What is needed is an exact copy of the entries below, with the pictures left out.

Extracted data entries
====

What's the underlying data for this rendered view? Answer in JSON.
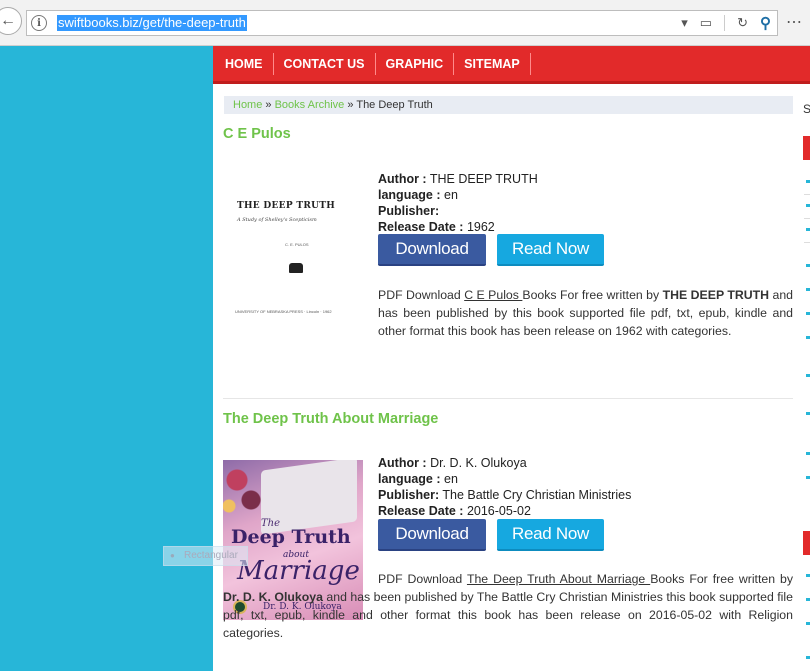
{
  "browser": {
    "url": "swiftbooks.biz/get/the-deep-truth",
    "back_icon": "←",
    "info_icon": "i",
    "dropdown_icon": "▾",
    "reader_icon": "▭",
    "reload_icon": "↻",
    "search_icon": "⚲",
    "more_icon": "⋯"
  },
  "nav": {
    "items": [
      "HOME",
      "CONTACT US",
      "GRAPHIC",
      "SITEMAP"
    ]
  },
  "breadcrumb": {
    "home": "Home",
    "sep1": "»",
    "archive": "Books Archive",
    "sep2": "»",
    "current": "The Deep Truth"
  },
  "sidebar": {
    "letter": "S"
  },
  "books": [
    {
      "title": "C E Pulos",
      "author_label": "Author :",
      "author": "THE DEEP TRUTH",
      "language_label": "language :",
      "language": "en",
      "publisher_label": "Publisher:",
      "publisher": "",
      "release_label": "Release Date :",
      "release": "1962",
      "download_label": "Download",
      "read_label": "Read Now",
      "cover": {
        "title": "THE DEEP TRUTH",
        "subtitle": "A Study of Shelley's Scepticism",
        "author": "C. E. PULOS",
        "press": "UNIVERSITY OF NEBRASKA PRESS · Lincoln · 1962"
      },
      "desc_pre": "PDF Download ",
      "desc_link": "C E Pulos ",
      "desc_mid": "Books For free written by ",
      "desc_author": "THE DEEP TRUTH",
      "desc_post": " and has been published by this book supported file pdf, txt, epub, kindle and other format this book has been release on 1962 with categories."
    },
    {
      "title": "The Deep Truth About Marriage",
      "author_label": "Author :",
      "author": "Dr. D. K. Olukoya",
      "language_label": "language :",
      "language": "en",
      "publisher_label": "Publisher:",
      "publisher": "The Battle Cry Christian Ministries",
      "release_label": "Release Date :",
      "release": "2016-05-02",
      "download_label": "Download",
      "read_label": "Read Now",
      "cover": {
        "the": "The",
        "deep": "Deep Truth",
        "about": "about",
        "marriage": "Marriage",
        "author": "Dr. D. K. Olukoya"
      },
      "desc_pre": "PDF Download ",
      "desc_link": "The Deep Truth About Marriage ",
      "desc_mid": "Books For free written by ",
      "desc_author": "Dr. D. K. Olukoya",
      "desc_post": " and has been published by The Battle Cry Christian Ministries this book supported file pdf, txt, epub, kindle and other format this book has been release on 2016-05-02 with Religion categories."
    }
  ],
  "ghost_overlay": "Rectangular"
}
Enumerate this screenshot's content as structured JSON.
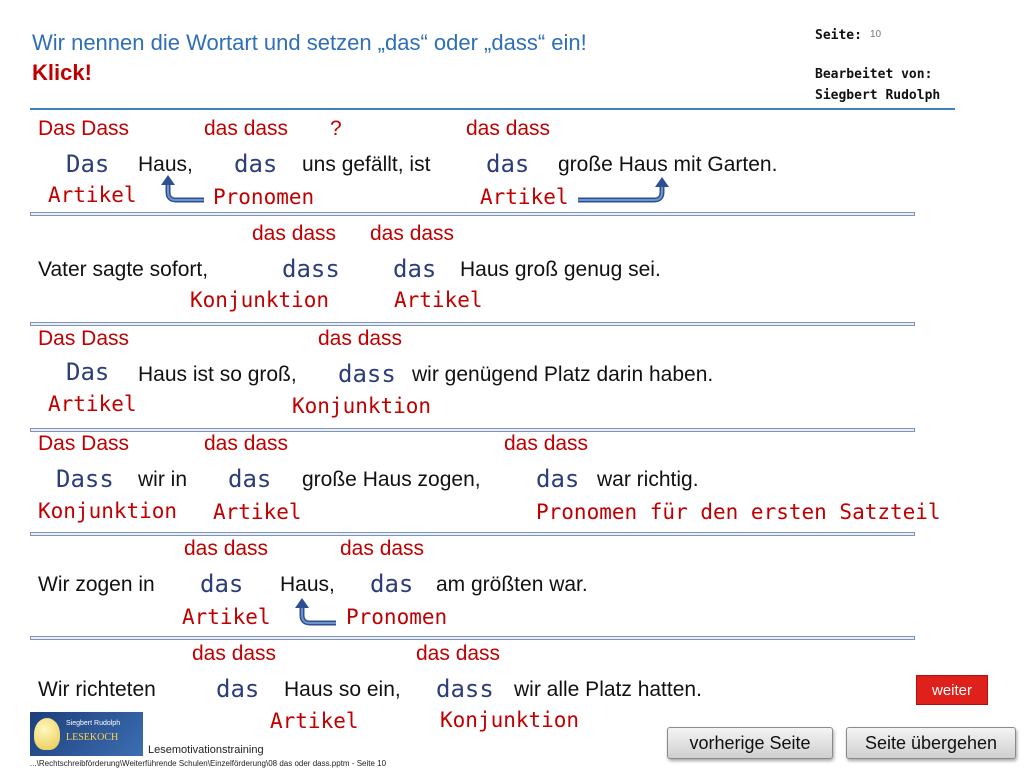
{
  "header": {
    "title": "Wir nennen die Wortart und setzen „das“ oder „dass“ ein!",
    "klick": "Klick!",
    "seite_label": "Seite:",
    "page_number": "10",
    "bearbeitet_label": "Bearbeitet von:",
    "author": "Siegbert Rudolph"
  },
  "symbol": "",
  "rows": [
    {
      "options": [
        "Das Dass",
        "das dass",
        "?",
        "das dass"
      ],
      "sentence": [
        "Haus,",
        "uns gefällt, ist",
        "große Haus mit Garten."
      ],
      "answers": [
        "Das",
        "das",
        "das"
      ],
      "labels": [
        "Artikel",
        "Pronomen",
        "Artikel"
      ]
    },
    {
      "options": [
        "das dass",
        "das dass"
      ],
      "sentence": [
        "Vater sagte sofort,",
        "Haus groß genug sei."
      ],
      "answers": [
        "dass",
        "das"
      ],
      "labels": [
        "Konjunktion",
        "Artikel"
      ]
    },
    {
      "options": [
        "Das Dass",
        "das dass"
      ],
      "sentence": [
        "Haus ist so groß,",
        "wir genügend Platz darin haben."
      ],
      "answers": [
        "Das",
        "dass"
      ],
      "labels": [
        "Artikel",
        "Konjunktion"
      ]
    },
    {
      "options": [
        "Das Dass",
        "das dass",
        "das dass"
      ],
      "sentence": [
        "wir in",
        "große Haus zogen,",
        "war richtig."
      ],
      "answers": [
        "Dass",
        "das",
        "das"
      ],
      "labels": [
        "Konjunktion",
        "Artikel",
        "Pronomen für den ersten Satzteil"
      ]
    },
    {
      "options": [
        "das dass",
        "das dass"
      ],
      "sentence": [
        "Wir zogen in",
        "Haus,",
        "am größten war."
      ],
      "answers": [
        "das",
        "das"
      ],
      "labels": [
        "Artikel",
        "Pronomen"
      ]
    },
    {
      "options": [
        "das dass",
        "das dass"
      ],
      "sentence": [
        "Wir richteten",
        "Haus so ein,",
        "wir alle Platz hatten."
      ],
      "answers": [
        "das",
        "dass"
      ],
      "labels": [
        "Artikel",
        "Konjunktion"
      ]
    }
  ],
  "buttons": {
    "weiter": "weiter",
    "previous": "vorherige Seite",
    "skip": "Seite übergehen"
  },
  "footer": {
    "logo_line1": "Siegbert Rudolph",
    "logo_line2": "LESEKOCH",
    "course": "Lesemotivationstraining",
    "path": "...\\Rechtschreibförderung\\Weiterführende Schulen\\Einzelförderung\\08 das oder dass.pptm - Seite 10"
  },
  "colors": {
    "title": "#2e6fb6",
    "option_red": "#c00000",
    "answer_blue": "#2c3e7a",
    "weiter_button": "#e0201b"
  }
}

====

Result of the exercise.
What's the underlying data for this rendered view? Answer in JSON.
{
  "browser": {
    "url": "swiftbooks.biz/get/the-deep-truth",
    "back_icon": "←",
    "info_icon": "i",
    "dropdown_icon": "▾",
    "reader_icon": "▭",
    "reload_icon": "↻",
    "search_icon": "⚲",
    "more_icon": "⋯"
  },
  "nav": {
    "items": [
      "HOME",
      "CONTACT US",
      "GRAPHIC",
      "SITEMAP"
    ]
  },
  "breadcrumb": {
    "home": "Home",
    "sep1": "»",
    "archive": "Books Archive",
    "sep2": "»",
    "current": "The Deep Truth"
  },
  "sidebar": {
    "letter": "S"
  },
  "books": [
    {
      "title": "C E Pulos",
      "author_label": "Author :",
      "author": "THE DEEP TRUTH",
      "language_label": "language :",
      "language": "en",
      "publisher_label": "Publisher:",
      "publisher": "",
      "release_label": "Release Date :",
      "release": "1962",
      "download_label": "Download",
      "read_label": "Read Now",
      "cover": {
        "title": "THE DEEP TRUTH",
        "subtitle": "A Study of Shelley's Scepticism",
        "author": "C. E. PULOS",
        "press": "UNIVERSITY OF NEBRASKA PRESS · Lincoln · 1962"
      },
      "desc_pre": "PDF Download ",
      "desc_link": "C E Pulos ",
      "desc_mid": "Books For free written by ",
      "desc_author": "THE DEEP TRUTH",
      "desc_post": " and has been published by this book supported file pdf, txt, epub, kindle and other format this book has been release on 1962 with categories."
    },
    {
      "title": "The Deep Truth About Marriage",
      "author_label": "Author :",
      "author": "Dr. D. K. Olukoya",
      "language_label": "language :",
      "language": "en",
      "publisher_label": "Publisher:",
      "publisher": "The Battle Cry Christian Ministries",
      "release_label": "Release Date :",
      "release": "2016-05-02",
      "download_label": "Download",
      "read_label": "Read Now",
      "cover": {
        "the": "The",
        "deep": "Deep Truth",
        "about": "about",
        "marriage": "Marriage",
        "author": "Dr. D. K. Olukoya"
      },
      "desc_pre": "PDF Download ",
      "desc_link": "The Deep Truth About Marriage ",
      "desc_mid": "Books For free written by ",
      "desc_author": "Dr. D. K. Olukoya",
      "desc_post": " and has been published by The Battle Cry Christian Ministries this book supported file pdf, txt, epub, kindle and other format this book has been release on 2016-05-02 with Religion categories."
    }
  ],
  "ghost_overlay": "Rectangular"
}
Enumerate this screenshot's content as structured JSON.
{
  "header": {
    "title": "Wir nennen die Wortart und setzen „das“ oder „dass“ ein!",
    "klick": "Klick!",
    "seite_label": "Seite:",
    "page_number": "10",
    "bearbeitet_label": "Bearbeitet von:",
    "author": "Siegbert Rudolph"
  },
  "symbol": "",
  "rows": [
    {
      "options": [
        "Das Dass",
        "das dass",
        "?",
        "das dass"
      ],
      "sentence": [
        "Haus,",
        "uns gefällt, ist",
        "große Haus mit Garten."
      ],
      "answers": [
        "Das",
        "das",
        "das"
      ],
      "labels": [
        "Artikel",
        "Pronomen",
        "Artikel"
      ]
    },
    {
      "options": [
        "das dass",
        "das dass"
      ],
      "sentence": [
        "Vater sagte sofort,",
        "Haus groß genug sei."
      ],
      "answers": [
        "dass",
        "das"
      ],
      "labels": [
        "Konjunktion",
        "Artikel"
      ]
    },
    {
      "options": [
        "Das Dass",
        "das dass"
      ],
      "sentence": [
        "Haus ist so groß,",
        "wir genügend Platz darin haben."
      ],
      "answers": [
        "Das",
        "dass"
      ],
      "labels": [
        "Artikel",
        "Konjunktion"
      ]
    },
    {
      "options": [
        "Das Dass",
        "das dass",
        "das dass"
      ],
      "sentence": [
        "wir in",
        "große Haus zogen,",
        "war richtig."
      ],
      "answers": [
        "Dass",
        "das",
        "das"
      ],
      "labels": [
        "Konjunktion",
        "Artikel",
        "Pronomen für den ersten Satzteil"
      ]
    },
    {
      "options": [
        "das dass",
        "das dass"
      ],
      "sentence": [
        "Wir zogen in",
        "Haus,",
        "am größten war."
      ],
      "answers": [
        "das",
        "das"
      ],
      "labels": [
        "Artikel",
        "Pronomen"
      ]
    },
    {
      "options": [
        "das dass",
        "das dass"
      ],
      "sentence": [
        "Wir richteten",
        "Haus so ein,",
        "wir alle Platz hatten."
      ],
      "answers": [
        "das",
        "dass"
      ],
      "labels": [
        "Artikel",
        "Konjunktion"
      ]
    }
  ],
  "buttons": {
    "weiter": "weiter",
    "previous": "vorherige Seite",
    "skip": "Seite übergehen"
  },
  "footer": {
    "logo_line1": "Siegbert Rudolph",
    "logo_line2": "LESEKOCH",
    "course": "Lesemotivationstraining",
    "path": "...\\Rechtschreibförderung\\Weiterführende Schulen\\Einzelförderung\\08 das oder dass.pptm - Seite 10"
  },
  "colors": {
    "title": "#2e6fb6",
    "option_red": "#c00000",
    "answer_blue": "#2c3e7a",
    "weiter_button": "#e0201b"
  }
}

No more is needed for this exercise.